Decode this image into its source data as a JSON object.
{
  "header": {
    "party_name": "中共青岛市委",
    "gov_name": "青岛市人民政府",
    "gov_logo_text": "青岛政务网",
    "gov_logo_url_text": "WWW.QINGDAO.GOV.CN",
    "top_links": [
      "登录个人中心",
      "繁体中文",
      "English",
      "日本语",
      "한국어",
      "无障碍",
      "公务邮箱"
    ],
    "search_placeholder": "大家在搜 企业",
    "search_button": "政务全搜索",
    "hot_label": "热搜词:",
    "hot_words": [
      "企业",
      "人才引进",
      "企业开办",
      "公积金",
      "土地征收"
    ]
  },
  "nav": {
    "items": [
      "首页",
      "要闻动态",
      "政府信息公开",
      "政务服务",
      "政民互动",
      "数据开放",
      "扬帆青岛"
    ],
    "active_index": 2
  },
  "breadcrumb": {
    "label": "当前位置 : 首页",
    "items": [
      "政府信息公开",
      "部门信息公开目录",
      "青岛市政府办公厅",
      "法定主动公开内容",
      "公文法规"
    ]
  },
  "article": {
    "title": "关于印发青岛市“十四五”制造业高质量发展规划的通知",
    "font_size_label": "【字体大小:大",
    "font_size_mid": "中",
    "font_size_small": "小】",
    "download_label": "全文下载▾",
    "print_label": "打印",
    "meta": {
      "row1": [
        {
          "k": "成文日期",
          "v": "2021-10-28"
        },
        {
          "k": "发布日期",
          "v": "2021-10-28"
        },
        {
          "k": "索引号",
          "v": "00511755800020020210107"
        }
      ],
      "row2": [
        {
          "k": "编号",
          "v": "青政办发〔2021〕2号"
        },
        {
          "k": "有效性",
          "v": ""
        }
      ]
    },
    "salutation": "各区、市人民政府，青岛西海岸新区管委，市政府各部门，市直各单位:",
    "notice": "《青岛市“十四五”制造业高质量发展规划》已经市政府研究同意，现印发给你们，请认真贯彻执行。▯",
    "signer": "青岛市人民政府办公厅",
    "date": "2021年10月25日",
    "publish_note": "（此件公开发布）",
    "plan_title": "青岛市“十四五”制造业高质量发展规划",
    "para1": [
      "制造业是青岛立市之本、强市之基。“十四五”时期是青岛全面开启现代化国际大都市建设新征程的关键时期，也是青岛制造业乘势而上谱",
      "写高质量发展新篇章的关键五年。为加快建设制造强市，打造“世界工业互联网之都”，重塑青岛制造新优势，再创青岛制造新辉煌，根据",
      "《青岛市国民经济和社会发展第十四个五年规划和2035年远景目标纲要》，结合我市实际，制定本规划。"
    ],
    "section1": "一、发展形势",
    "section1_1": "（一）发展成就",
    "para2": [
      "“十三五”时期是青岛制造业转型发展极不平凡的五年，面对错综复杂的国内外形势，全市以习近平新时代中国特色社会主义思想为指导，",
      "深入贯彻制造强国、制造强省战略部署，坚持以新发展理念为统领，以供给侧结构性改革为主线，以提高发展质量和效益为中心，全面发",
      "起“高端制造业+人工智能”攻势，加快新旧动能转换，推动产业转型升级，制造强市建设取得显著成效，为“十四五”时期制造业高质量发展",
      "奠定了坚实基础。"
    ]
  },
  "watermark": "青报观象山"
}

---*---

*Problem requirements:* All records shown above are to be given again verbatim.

*Output for this exercise:*
Decode this image into its source data as a JSON object.
{
  "header": {
    "party_name": "中共青岛市委",
    "gov_name": "青岛市人民政府",
    "gov_logo_text": "青岛政务网",
    "gov_logo_url_text": "WWW.QINGDAO.GOV.CN",
    "top_links": [
      "登录个人中心",
      "繁体中文",
      "English",
      "日本语",
      "한국어",
      "无障碍",
      "公务邮箱"
    ],
    "search_placeholder": "大家在搜 企业",
    "search_button": "政务全搜索",
    "hot_label": "热搜词:",
    "hot_words": [
      "企业",
      "人才引进",
      "企业开办",
      "公积金",
      "土地征收"
    ]
  },
  "nav": {
    "items": [
      "首页",
      "要闻动态",
      "政府信息公开",
      "政务服务",
      "政民互动",
      "数据开放",
      "扬帆青岛"
    ],
    "active_index": 2
  },
  "breadcrumb": {
    "label": "当前位置 : 首页",
    "items": [
      "政府信息公开",
      "部门信息公开目录",
      "青岛市政府办公厅",
      "法定主动公开内容",
      "公文法规"
    ]
  },
  "article": {
    "title": "关于印发青岛市“十四五”制造业高质量发展规划的通知",
    "font_size_label": "【字体大小:大",
    "font_size_mid": "中",
    "font_size_small": "小】",
    "download_label": "全文下载▾",
    "print_label": "打印",
    "meta": {
      "row1": [
        {
          "k": "成文日期",
          "v": "2021-10-28"
        },
        {
          "k": "发布日期",
          "v": "2021-10-28"
        },
        {
          "k": "索引号",
          "v": "00511755800020020210107"
        }
      ],
      "row2": [
        {
          "k": "编号",
          "v": "青政办发〔2021〕2号"
        },
        {
          "k": "有效性",
          "v": ""
        }
      ]
    },
    "salutation": "各区、市人民政府，青岛西海岸新区管委，市政府各部门，市直各单位:",
    "notice": "《青岛市“十四五”制造业高质量发展规划》已经市政府研究同意，现印发给你们，请认真贯彻执行。▯",
    "signer": "青岛市人民政府办公厅",
    "date": "2021年10月25日",
    "publish_note": "（此件公开发布）",
    "plan_title": "青岛市“十四五”制造业高质量发展规划",
    "para1": [
      "制造业是青岛立市之本、强市之基。“十四五”时期是青岛全面开启现代化国际大都市建设新征程的关键时期，也是青岛制造业乘势而上谱",
      "写高质量发展新篇章的关键五年。为加快建设制造强市，打造“世界工业互联网之都”，重塑青岛制造新优势，再创青岛制造新辉煌，根据",
      "《青岛市国民经济和社会发展第十四个五年规划和2035年远景目标纲要》，结合我市实际，制定本规划。"
    ],
    "section1": "一、发展形势",
    "section1_1": "（一）发展成就",
    "para2": [
      "“十三五”时期是青岛制造业转型发展极不平凡的五年，面对错综复杂的国内外形势，全市以习近平新时代中国特色社会主义思想为指导，",
      "深入贯彻制造强国、制造强省战略部署，坚持以新发展理念为统领，以供给侧结构性改革为主线，以提高发展质量和效益为中心，全面发",
      "起“高端制造业+人工智能”攻势，加快新旧动能转换，推动产业转型升级，制造强市建设取得显著成效，为“十四五”时期制造业高质量发展",
      "奠定了坚实基础。"
    ]
  },
  "watermark": "青报观象山"
}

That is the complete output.